The portrayal of the female roles is particularly good, showing them as real 17th Century women, in conduct, beliefs and world view. Unlike the current trend, there are no ‘Mary Sues’ (good at everything and putting the rest of the world to rights – especially the male half). Two characters do don men’s clothing, but this is brief, makes sense plot wise, and there is historical evidence that some women ‘denied their sex’ and wore male attire. One male character does wear female clothing for an adventure, but again, we know of several historical characters who did this for real.
Nor does the story shy away from the unpleasant aspects of the time. We are at war, after all. Although there is no graphic violence, it is often implied off screen, or just out of shot, and some people may find this disturbing. And some 20 years before ‘Game of Thrones’ – SPOILERS – some of the major characters are killed off before the final episode.
Unlike today’s TV dramas, where one single episode might cost millions, the publicly funded BBC had relatively small budgets back in the 1980s. This comes across in both series. Many major events happen off screen, leaving characters to relay the action through dialogue. Even so, we still have the siege of Arnescot, using a combination of actors, professional extras and re-enactors as the attacking force. It’s actually done quite well, fairly exciting, and unintentionally funny in places (look out for the bendy muskets and tiny wheelbarrow).
On the whole the production teams do amazing things with the little money they have. One of the main exterior locations was Rockingham Castle in Northamptonshire, which really looks the part as Arnescot – seat of the Lacey family. But the interior scenes are all shot in a studio, and although the set design is very good, you can tell it’s a set on a sound stage.
Likewise, the costumes are very good. The general look of the time is right, once again you can tell the designers did their research and looked at portraits and extant garments from the period. But everything just looks a bit floppy. Buff coats crease and flap about (in reality the leather was up to an inch thick), even the ladies gowns lack weight and body – although plenty of yardage is used. Anne and Lucinda’s hair is lovely, with full ringleted side locks, which looks like it is the actresses’ real hair. One issue I do have is with the silly lacy doilies which Anne and Susan wear around their buns. Whose idea was that?! There’s no historical evidence for such headwear. It would have been so much better to have them wearing embroidered, lace trimmed coifs, perhaps something which allowed some dressed hair to be seen.
Overall, I enjoyed the first season a bit more than the second. The returning season covers a longer period of time in the same number of episodes. To me, the 1650s just weren’t as exciting as the 1640s, its all a bit dull, and, well, ‘puritan’. The plot also feels a bit more contrived, shoehorning events into the story because they have to happen.

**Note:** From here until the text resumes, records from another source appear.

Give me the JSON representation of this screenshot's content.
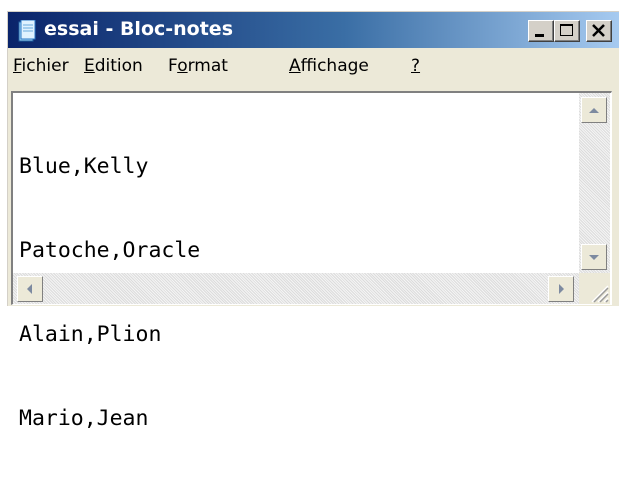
{
  "window": {
    "title": "essai - Bloc-notes",
    "icon": "notepad-icon"
  },
  "caption_buttons": [
    "minimize-icon",
    "maximize-icon",
    "close-icon"
  ],
  "menu": [
    {
      "label": "Fichier",
      "access_key": "F"
    },
    {
      "label": "Edition",
      "access_key": "E"
    },
    {
      "label": "Format",
      "access_key": "o"
    },
    {
      "label": "Affichage",
      "access_key": "A"
    },
    {
      "label": "?",
      "access_key": "?"
    }
  ],
  "editor": {
    "lines": [
      "Blue,Kelly",
      "Patoche,Oracle",
      "Alain,Plion",
      "Mario,Jean"
    ]
  },
  "colors": {
    "titlebar_start": "#0a246a",
    "titlebar_end": "#a6caf0",
    "chrome": "#ece9d8"
  }
}
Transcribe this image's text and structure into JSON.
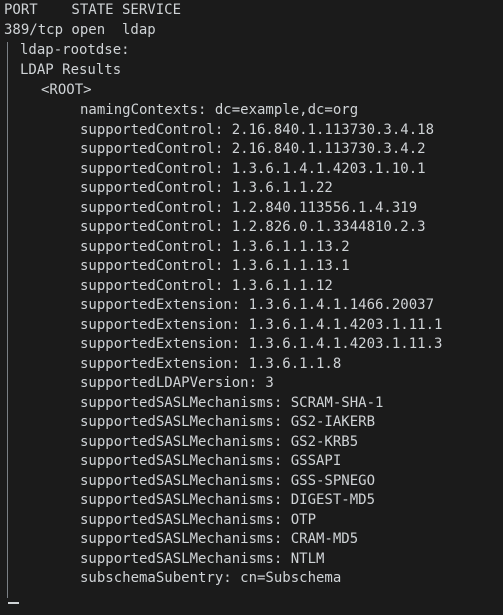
{
  "header": {
    "columns": "PORT    STATE SERVICE",
    "port_line": "389/tcp open  ldap"
  },
  "script": {
    "name": "ldap-rootdse:",
    "results_label": "LDAP Results",
    "root_label": "<ROOT>"
  },
  "entries": [
    "namingContexts: dc=example,dc=org",
    "supportedControl: 2.16.840.1.113730.3.4.18",
    "supportedControl: 2.16.840.1.113730.3.4.2",
    "supportedControl: 1.3.6.1.4.1.4203.1.10.1",
    "supportedControl: 1.3.6.1.1.22",
    "supportedControl: 1.2.840.113556.1.4.319",
    "supportedControl: 1.2.826.0.1.3344810.2.3",
    "supportedControl: 1.3.6.1.1.13.2",
    "supportedControl: 1.3.6.1.1.13.1",
    "supportedControl: 1.3.6.1.1.12",
    "supportedExtension: 1.3.6.1.4.1.1466.20037",
    "supportedExtension: 1.3.6.1.4.1.4203.1.11.1",
    "supportedExtension: 1.3.6.1.4.1.4203.1.11.3",
    "supportedExtension: 1.3.6.1.1.8",
    "supportedLDAPVersion: 3",
    "supportedSASLMechanisms: SCRAM-SHA-1",
    "supportedSASLMechanisms: GS2-IAKERB",
    "supportedSASLMechanisms: GS2-KRB5",
    "supportedSASLMechanisms: GSSAPI",
    "supportedSASLMechanisms: GSS-SPNEGO",
    "supportedSASLMechanisms: DIGEST-MD5",
    "supportedSASLMechanisms: OTP",
    "supportedSASLMechanisms: CRAM-MD5",
    "supportedSASLMechanisms: NTLM",
    "subschemaSubentry: cn=Subschema"
  ],
  "colors": {
    "background": "#1b1b1b",
    "text": "#cfd3d6",
    "tree": "#7b8085"
  }
}
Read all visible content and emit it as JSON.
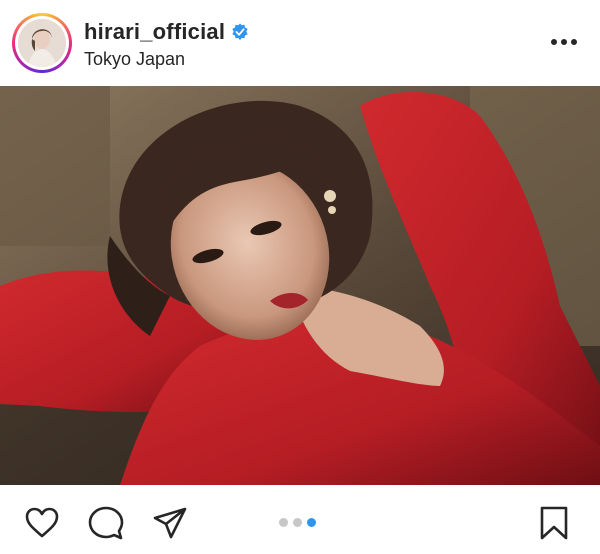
{
  "post": {
    "username": "hirari_official",
    "verified": true,
    "location": "Tokyo Japan"
  },
  "media": {
    "carousel_total": 3,
    "carousel_active_index": 2
  },
  "actions": {
    "icons": [
      "heart-icon",
      "comment-icon",
      "share-icon",
      "bookmark-icon"
    ]
  },
  "colors": {
    "text": "#262626",
    "accent_blue": "#2f95f1",
    "dot_inactive": "#c7c7c7",
    "dress_red": "#c4202a"
  }
}
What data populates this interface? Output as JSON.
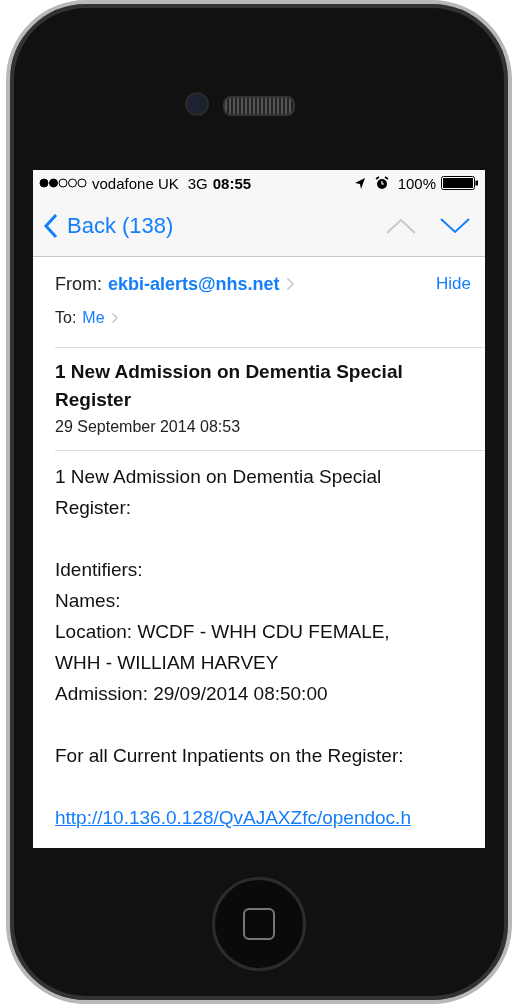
{
  "status_bar": {
    "carrier": "vodafone UK",
    "network": "3G",
    "time": "08:55",
    "battery": "100%"
  },
  "nav": {
    "back": "Back (138)",
    "previous_enabled": false,
    "next_enabled": true
  },
  "header": {
    "from_label": "From:",
    "from": "ekbi-alerts@nhs.net",
    "hide": "Hide",
    "to_label": "To:",
    "to": "Me"
  },
  "subject": "1 New Admission on Dementia Special Register",
  "date": "29 September 2014 08:53",
  "body": [
    [
      "1 New Admission on Dementia Special Register:"
    ],
    [
      "Identifiers:",
      "Names:",
      "Location: WCDF - WHH CDU FEMALE, WHH - WILLIAM HARVEY",
      "Admission: 29/09/2014 08:50:00"
    ],
    [
      "For all Current Inpatients on the Register:"
    ]
  ],
  "link": "http://10.136.0.128/QvAJAXZfc/opendoc.h"
}
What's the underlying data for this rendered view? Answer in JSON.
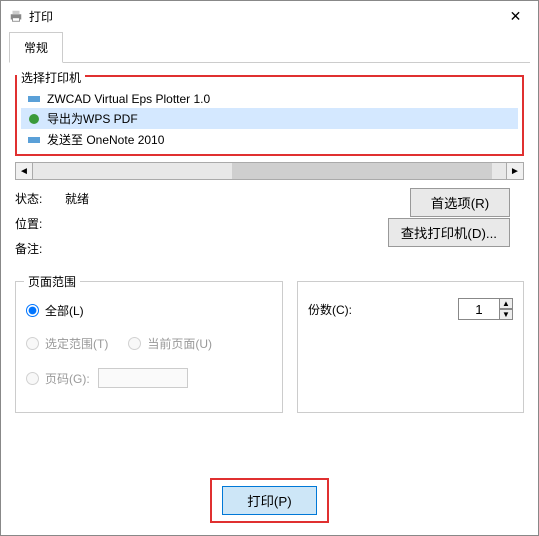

Despite a few more recent, half hearted efforts to bring the Civil Wars to our screens, none comes close to this BBC drama. It’s showing its age a bit, but ‘By the Sword Divided’ is a must watch for anyone interested in the 17th Century. I’d also suggest its ripe for a remake, if done intelligently and with respect.
What do you think? Have you seen ‘By the Sword Divided’? If so, did you enjoy it? Did you think it did a good job at telling the story of the English Civil Wars? I’d love to hear your thoughts.